### [About this task]
Each line of the listing that includes "View" should be reported.

### [Data to examine]
+===+
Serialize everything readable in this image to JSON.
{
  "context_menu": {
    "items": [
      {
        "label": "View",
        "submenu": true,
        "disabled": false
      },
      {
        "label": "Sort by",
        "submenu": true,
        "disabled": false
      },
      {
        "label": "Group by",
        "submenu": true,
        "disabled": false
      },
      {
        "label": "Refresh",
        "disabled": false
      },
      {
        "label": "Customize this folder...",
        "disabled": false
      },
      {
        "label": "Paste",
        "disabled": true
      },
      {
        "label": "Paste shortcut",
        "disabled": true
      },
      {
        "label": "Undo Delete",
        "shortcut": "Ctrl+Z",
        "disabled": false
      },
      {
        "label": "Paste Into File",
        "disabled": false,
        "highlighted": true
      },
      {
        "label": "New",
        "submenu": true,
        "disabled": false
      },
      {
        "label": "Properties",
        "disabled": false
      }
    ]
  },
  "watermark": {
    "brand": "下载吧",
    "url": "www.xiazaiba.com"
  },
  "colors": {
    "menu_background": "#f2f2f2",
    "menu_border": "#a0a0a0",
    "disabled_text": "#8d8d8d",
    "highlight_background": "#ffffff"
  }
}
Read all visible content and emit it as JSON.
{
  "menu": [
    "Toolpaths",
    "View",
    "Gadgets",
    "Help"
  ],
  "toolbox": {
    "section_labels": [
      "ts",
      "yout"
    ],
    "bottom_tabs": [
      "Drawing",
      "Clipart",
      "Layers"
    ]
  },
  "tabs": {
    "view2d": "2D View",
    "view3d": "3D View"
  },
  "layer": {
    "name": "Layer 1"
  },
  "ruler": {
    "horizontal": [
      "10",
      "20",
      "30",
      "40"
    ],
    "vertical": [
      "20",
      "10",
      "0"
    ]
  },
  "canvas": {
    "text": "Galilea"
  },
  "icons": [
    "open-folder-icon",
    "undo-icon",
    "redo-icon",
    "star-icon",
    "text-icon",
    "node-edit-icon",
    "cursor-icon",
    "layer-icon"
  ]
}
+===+
### [Output below]
        "label": "View",
    "View",
    "view2d": "2D View",
    "view3d": "3D View"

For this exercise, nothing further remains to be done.